Color is fundamental to composition in photography, and before anyone screams at me about black and white, it’s actually fundamental to that too. Color can contrast, compliment and enhance our images depending on the way we use it. But how do we know which colors work together? Are there color combinations we should avoid? Today we are going to break color down into its constituent part, primary, secondary and complimentary.
The Primary Colors
The primaries are the building blocks as far as photography is concerned. You will know them to be red, green and blue and combinations of these three will give us any other color. They are also the basis for our camera’s sensors. Any one pixel will either capture red, green or blue light. The amount of red, green and blue that these pixels capture and the fact that they are so tightly packed together is how our camera’s render color in a digital image.
Much of the way we work with color in post-production is based around red green blue. Color profiles for cameras, screens and printing work with red, green and blue. It’s even one of the ways we can define an absolute color, by using RGB values. These numbers will reproduce the same color no matter what the software we are using.
The primaries alone can give us very striking color contrast in our images. However, when we mix in the secondaries, we get even more creative possibilities.
The Secondary Colors
The photographic secondaries can be seen as the polar opposites to the primary colors. The secondary to red is cyan, of green is magenta and of blue is yellow. In film photography and in digital post-production we can use the secondaries to remove a primary cast. For example, if we have an image that is looking way too blue, we add yellow to make it look more natural.
This is particularly useful when correcting particular tonal ranges in images. Shadows sometimes have the tendency to go a little blue. By adding yellow in the shadow tonal range we can counter that without compromising the entire image. A similar example might be if we have a sunset sky that looks way too red, we can add cyan in the highlight tonal range to counter it.
Interestingly, images that combine red with cyan or green with magenta can be very jarring and uncomfortable to the eye, yet blue and yellow often compliment each other well. Think of the number of sports teams that play in blue and yellow. That leads us nicely on to the complementary colors
The Complimentary Colors
Artists have known for hundreds of years that certain colors work well together, complement each other. Fortunately, there is a very easy guide to help us in deciding which colors are complimentary. It’s called the color wheel and most versions of it show 12 colors. These are the three primaries, three secondaries, and six other well-known colors.
In order to find the most complimentary color, you look at the colors opposite on the color wheel. For example, if you were shooting a subject that was predominantly red and want to add in a striking contrast you would use green, the color opposite in the wheel.
Complimentary colors and pairs that provide a striking contrast in an image and yet are pleasing to the eye. We can use a combination of complementaries to draw attention to a subject or to provide a juxtaposition to it.

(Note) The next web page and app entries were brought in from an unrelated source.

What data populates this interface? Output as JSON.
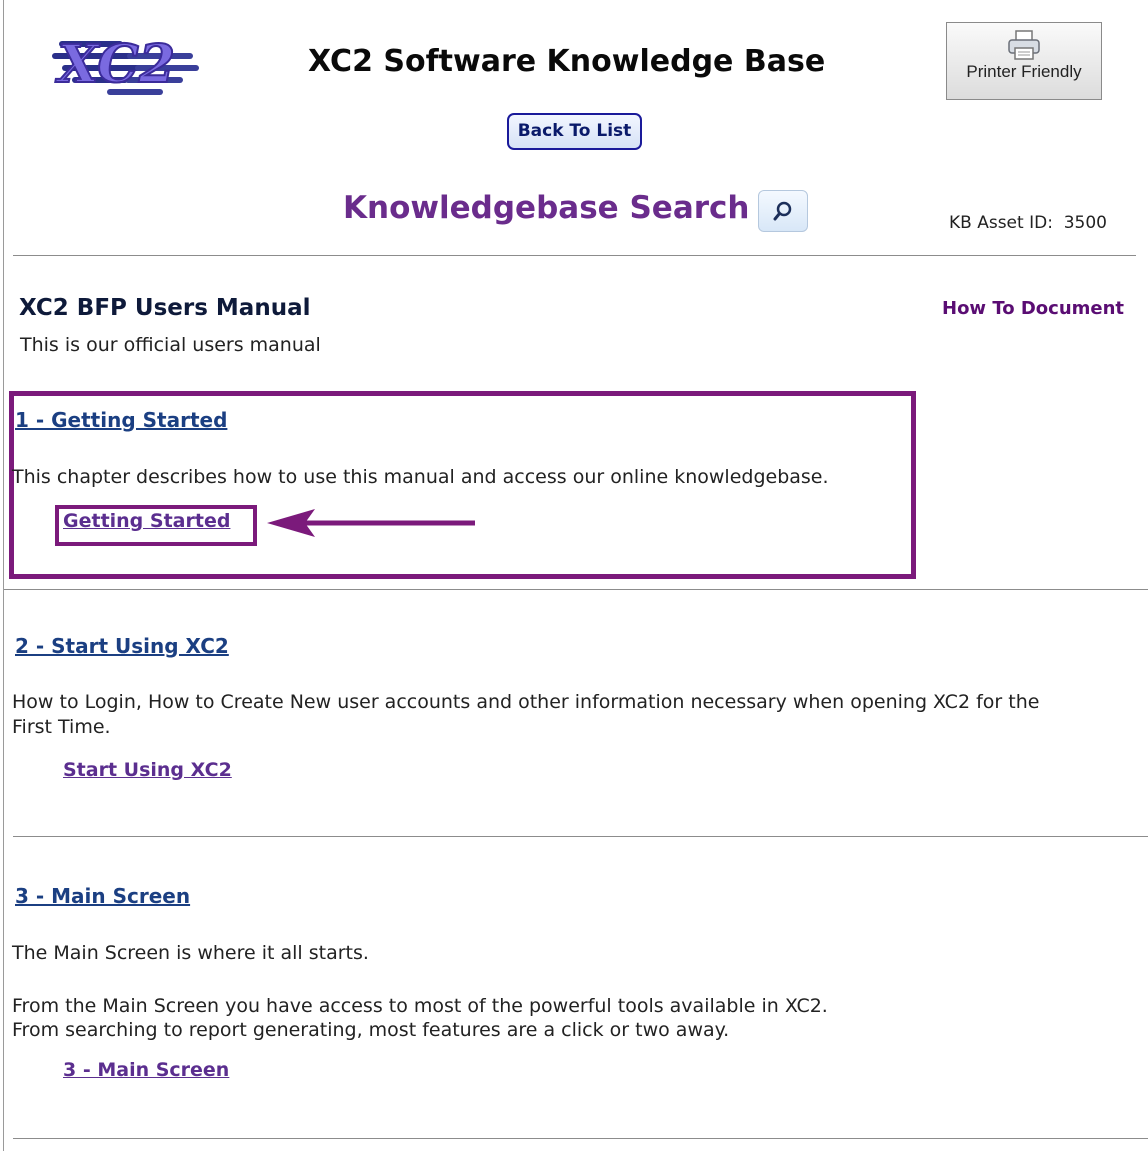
{
  "header": {
    "logo_text": "XC2",
    "site_title": "XC2 Software Knowledge Base",
    "printer_label": "Printer Friendly",
    "back_label": "Back To List",
    "search_title": "Knowledgebase Search",
    "asset_id": "KB Asset ID:  3500"
  },
  "document": {
    "title": "XC2 BFP Users Manual",
    "type": "How To Document",
    "description": "This is our official users manual"
  },
  "chapters": [
    {
      "title": "1 - Getting Started",
      "lines": [
        "This chapter describes how to use this manual and access our online knowledgebase."
      ],
      "link": "Getting Started"
    },
    {
      "title": "2 - Start Using XC2",
      "lines": [
        "How to Login, How to Create New user accounts and other information necessary when opening XC2 for the",
        "First Time."
      ],
      "link": "Start Using XC2"
    },
    {
      "title": "3 - Main Screen",
      "lines": [
        "The Main Screen is where it all starts.",
        "From the Main Screen you have access to most of the powerful tools available in XC2.",
        "From searching to report generating, most features are a click or two away."
      ],
      "link": "3 - Main Screen"
    }
  ],
  "colors": {
    "highlight": "#7b1a7b",
    "search_title": "#6a2c8c",
    "chapter_link": "#1b3f82",
    "sub_link": "#5b2e8f"
  }
}
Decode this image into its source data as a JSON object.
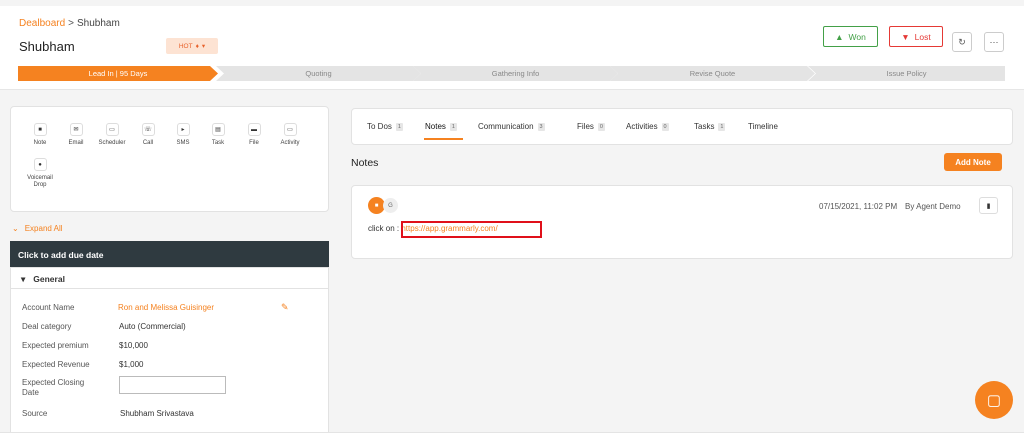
{
  "breadcrumb": {
    "parent": "Dealboard",
    "separator": ">",
    "current": "Shubham"
  },
  "deal": {
    "title": "Shubham",
    "badge": "HOT"
  },
  "actions": {
    "won": "Won",
    "lost": "Lost"
  },
  "pipeline": [
    "Lead In | 95 Days",
    "Quoting",
    "Gathering Info",
    "Revise Quote",
    "Issue Policy"
  ],
  "activity_buttons": [
    {
      "label": "Note",
      "icon": "note-icon"
    },
    {
      "label": "Email",
      "icon": "email-icon"
    },
    {
      "label": "Scheduler",
      "icon": "calendar-icon"
    },
    {
      "label": "Call",
      "icon": "phone-icon"
    },
    {
      "label": "SMS",
      "icon": "sms-icon"
    },
    {
      "label": "Task",
      "icon": "task-icon"
    },
    {
      "label": "File",
      "icon": "folder-icon"
    },
    {
      "label": "Activity",
      "icon": "activity-icon"
    },
    {
      "label": "Voicemail Drop",
      "icon": "mic-icon"
    }
  ],
  "sidebar": {
    "expand_all": "Expand All",
    "due_date": "Click to add due date",
    "general": "General",
    "fields": {
      "account_name": {
        "label": "Account Name",
        "value": "Ron and Melissa Guisinger"
      },
      "deal_category": {
        "label": "Deal category",
        "value": "Auto (Commercial)"
      },
      "expected_premium": {
        "label": "Expected premium",
        "value": "$10,000"
      },
      "expected_revenue": {
        "label": "Expected Revenue",
        "value": "$1,000"
      },
      "expected_closing": {
        "label": "Expected Closing Date",
        "value": ""
      },
      "source": {
        "label": "Source",
        "value": "Shubham Srivastava"
      }
    }
  },
  "tabs": [
    {
      "label": "To Dos",
      "count": "1"
    },
    {
      "label": "Notes",
      "count": "1"
    },
    {
      "label": "Communication",
      "count": "3"
    },
    {
      "label": "Files",
      "count": "0"
    },
    {
      "label": "Activities",
      "count": "0"
    },
    {
      "label": "Tasks",
      "count": "1"
    },
    {
      "label": "Timeline",
      "count": ""
    }
  ],
  "notes": {
    "heading": "Notes",
    "add_button": "Add Note",
    "items": [
      {
        "avatar": "G",
        "datetime": "07/15/2021, 11:02 PM",
        "author": "By Agent Demo",
        "prefix": "click on :",
        "link": "https://app.grammarly.com/"
      }
    ]
  },
  "colors": {
    "accent": "#f58220",
    "dark": "#2f3a40",
    "won": "#43a047",
    "lost": "#e53935",
    "highlight": "#e0101a"
  }
}
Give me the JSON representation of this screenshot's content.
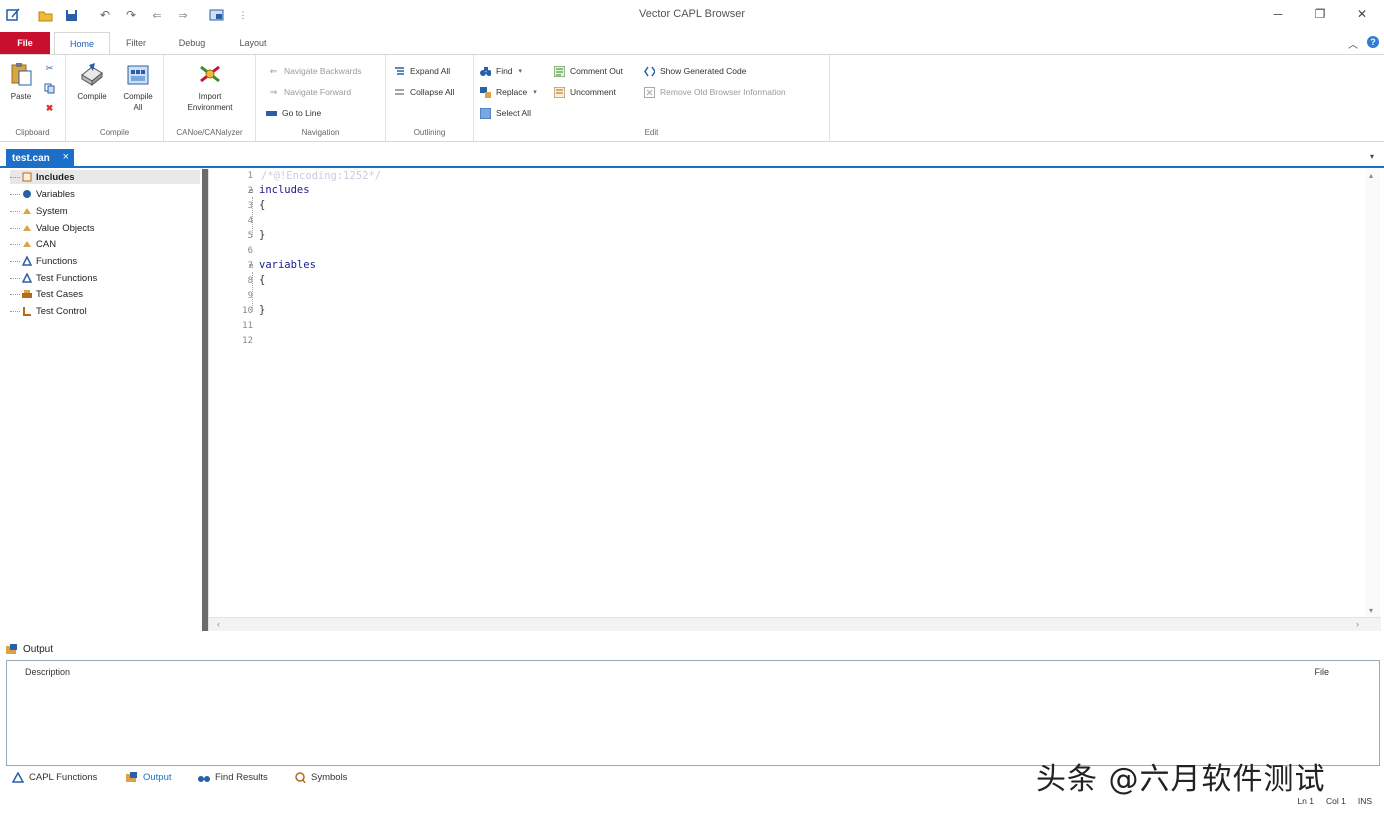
{
  "window": {
    "title": "Vector CAPL Browser"
  },
  "ribbon": {
    "tabs": [
      "File",
      "Home",
      "Filter",
      "Debug",
      "Layout"
    ],
    "groups": {
      "clipboard": {
        "label": "Clipboard",
        "paste": "Paste"
      },
      "compile": {
        "label": "Compile",
        "compile": "Compile",
        "compile_all": "Compile All"
      },
      "import": {
        "label": "CANoe/CANalyzer",
        "import_environment": "Import Environment"
      },
      "navigation": {
        "label": "Navigation",
        "back": "Navigate Backwards",
        "forward": "Navigate Forward",
        "goto_line": "Go to Line"
      },
      "outlining": {
        "label": "Outlining",
        "expand_all": "Expand All",
        "collapse_all": "Collapse All"
      },
      "edit": {
        "label": "Edit",
        "find": "Find",
        "replace": "Replace",
        "select_all": "Select All",
        "comment_out": "Comment Out",
        "uncomment": "Uncomment",
        "show_generated_code": "Show Generated Code",
        "remove_old_info": "Remove Old Browser Information"
      }
    }
  },
  "document": {
    "tab": "test.can"
  },
  "tree": {
    "items": [
      "Includes",
      "Variables",
      "System",
      "Value Objects",
      "CAN",
      "Functions",
      "Test Functions",
      "Test Cases",
      "Test Control"
    ]
  },
  "editor": {
    "line_numbers": [
      "1",
      "2",
      "3",
      "4",
      "5",
      "6",
      "7",
      "8",
      "9",
      "10",
      "11",
      "12"
    ],
    "header_comment": "/*@!Encoding:1252*/",
    "includes_kw": "includes",
    "variables_kw": "variables",
    "open_brace": "{",
    "close_brace": "}"
  },
  "output": {
    "title": "Output",
    "col_description": "Description",
    "col_file": "File"
  },
  "bottom_tabs": [
    "CAPL Functions",
    "Output",
    "Find Results",
    "Symbols"
  ],
  "status": {
    "line": "Ln 1",
    "col": "Col 1",
    "mode": "INS"
  },
  "watermark": "头条 @六月软件测试"
}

However, there is a second benefit to the color wheel in that many of the colors that lie next to each other, also complement each other. Rather than providing a striking contrast, they work to produce a subtle and delicate difference that is particularly suited to a low key muted style of photograph.
This is especially true on the right side of our color wheel between the red and green. The colors here might be considered pastel shades, subtle but very effective in compositions.
Color science in photography is complicated. However, by understanding the basics of the primary, secondary and complementary colors we can greatly enhance the way we take photos.
Understanding the way these color relate to each other is an extremely useful thing to learn and to practice. Next time you are out with your camera, take some time to look for combinations of colors that work well together. Then when you get home, compare them to the color wheel. There is a pretty good chance that the colors you picked are the ones represented on the wheel.
Understanding color is just one of the limitless ways to get a powerful image. If you want to get a good grasp of advanced composition, then you should read Kent Dufault's Guide to Advanced Composition for an excellent grounding.